# Using least squares regression for line of best fit

Use the least square approximation to find the closest line (the line of "Best Fit") to the points:

$$(-6,-1), \quad (-2,2), \quad (1,1), \quad (7,6)$$

I'm attempting to use the least squares approximation formulation that is as follows:

$$A^TAx = A^Tb$$

However, I'm confused because I'm given four vectors. Does that mean I can use the first three vectors $(-6,-1),(-2,2),(1,1)$ to create my matrix A, and then use the last vector $(7,6)$ for the "$b$" value? I understand the process is very straight forward once proper substitution has been done, but I tried the method I described above and got the wrong answer.Thank you guys.
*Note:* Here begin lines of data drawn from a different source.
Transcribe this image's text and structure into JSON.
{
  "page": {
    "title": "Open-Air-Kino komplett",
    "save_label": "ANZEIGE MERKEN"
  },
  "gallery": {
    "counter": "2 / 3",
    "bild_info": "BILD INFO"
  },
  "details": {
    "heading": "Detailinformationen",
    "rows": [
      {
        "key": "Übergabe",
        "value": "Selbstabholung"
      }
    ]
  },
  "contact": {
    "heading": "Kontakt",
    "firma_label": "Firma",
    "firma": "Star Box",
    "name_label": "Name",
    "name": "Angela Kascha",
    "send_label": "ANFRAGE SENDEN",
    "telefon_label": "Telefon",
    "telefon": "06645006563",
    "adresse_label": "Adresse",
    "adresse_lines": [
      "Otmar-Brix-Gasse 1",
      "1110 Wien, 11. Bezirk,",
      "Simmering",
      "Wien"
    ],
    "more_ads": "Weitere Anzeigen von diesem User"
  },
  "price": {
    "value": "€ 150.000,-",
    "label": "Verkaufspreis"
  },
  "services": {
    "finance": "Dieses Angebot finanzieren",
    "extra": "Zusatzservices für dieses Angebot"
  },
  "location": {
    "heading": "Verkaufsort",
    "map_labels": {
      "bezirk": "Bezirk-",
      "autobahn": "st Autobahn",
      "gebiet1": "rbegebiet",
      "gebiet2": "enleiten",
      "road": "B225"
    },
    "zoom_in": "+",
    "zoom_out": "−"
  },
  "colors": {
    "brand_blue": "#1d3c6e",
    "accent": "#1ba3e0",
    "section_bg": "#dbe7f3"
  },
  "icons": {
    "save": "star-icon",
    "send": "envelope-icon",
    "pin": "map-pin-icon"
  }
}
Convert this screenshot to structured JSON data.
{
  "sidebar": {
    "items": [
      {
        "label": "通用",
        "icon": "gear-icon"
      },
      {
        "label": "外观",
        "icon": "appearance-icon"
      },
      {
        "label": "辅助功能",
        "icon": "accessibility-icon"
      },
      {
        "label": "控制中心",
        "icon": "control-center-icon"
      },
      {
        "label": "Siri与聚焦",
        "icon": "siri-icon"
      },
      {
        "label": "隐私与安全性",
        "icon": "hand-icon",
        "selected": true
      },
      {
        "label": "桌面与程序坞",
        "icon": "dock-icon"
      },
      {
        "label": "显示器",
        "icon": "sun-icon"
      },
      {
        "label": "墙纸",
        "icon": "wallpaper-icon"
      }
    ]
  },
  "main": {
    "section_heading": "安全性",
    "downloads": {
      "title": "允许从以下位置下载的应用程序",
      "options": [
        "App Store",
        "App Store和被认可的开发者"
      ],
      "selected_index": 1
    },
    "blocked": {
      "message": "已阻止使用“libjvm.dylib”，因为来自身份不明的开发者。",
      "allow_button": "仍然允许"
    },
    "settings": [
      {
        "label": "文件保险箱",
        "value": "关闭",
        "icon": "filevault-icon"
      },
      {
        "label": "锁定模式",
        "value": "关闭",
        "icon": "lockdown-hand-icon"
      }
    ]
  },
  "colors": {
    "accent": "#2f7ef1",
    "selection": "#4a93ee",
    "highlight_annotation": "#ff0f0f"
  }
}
You are looking for an equation $y=mx+c$. Ideally it would pass through all of the given points: that is, you would have $-6m+c = -1$, and similarly for other points. This is a set of four equations with two unknowns $m,c$. Its matrix representation is $$\begin{pmatrix} -6 & 1\\ -2 & 1 \\ 1 & 1 \\ 7 & 1 \end{pmatrix} \begin{pmatrix} m \\ c \end{pmatrix} = \begin{pmatrix} -1 \\ 2 \\ 1 \\6 \end{pmatrix}$$ These are $A$ and $b$ you are looking for. Typically, the system $Ax=b$ has no solutions (there is no line through all the points); this is why we solve $A^TAx=A^Tb$ instead, obtaining $x$ that minimizes the residual $\|Ax-b\|^2$.
The trial function is $$y(x) = c_{0} + c_{1} x.$$ As noted by @user147263,you have the linear system \begin{align} \mathbf{A} c & = y\\ % \left[ \begin{array}{rr} 1 & -6 \\ 1 & -2 \\ 1 & 1 \\ 1 & 7 \\ \end{array} \right] % \left[ \begin{array}{r} c_{0} \\ c_{1} \\ \end{array} \right] % &= % \left[ \begin{array}{r} -1 \\ 2 \\ 1 \\ 6 \end{array} \right]. % \end{align}
Your choice for solution is the normal equations \begin{align} % \mathbf{A}^{*} \mathbf{A} c &= \mathbf{A}^{*}y \\ % \left[ \begin{array}{cc} 4 & 0 \\ 0 & 90 \end{array} \right] % % \left[ \begin{array}{r} c_{0} \\ c_{1} \\ \end{array} \right] % &= % \left[ \begin{array}{r} 8 \\ 45 \end{array} \right] . % \end{align} The solution is \begin{align} c &= \left( \mathbf{A}^{*} \mathbf{A} \right)^{-1} \mathbf{A}^{*} y \\ % \left[ \begin{array}{r} c_{0} \\ c_{1} \\ \end{array} \right] % &= % \left[ \begin{array}{cc} \frac{1}{4} & 0 \\ 0 & \frac{1}{90} \\ \end{array} \right] % \left[ \begin{array}{r} 8 \\ 45 \end{array} \right] \\ % &= % \left[ \begin{array}{c} 2 \\ \frac{1}{2} \end{array} \right] . % \end{align} The solution function is $$y(x) = 2 + \frac{1}{2} x.$$ The residual error vector is $$r = \mathbf{A}c - 7 = \left[ \begin{array}{r} 0 \\ -1 \\ \frac{3}{2} \\ -\frac{1}{2} \end{array} \right]$$ with a total error of $r^{2} = \frac{7}{2}.$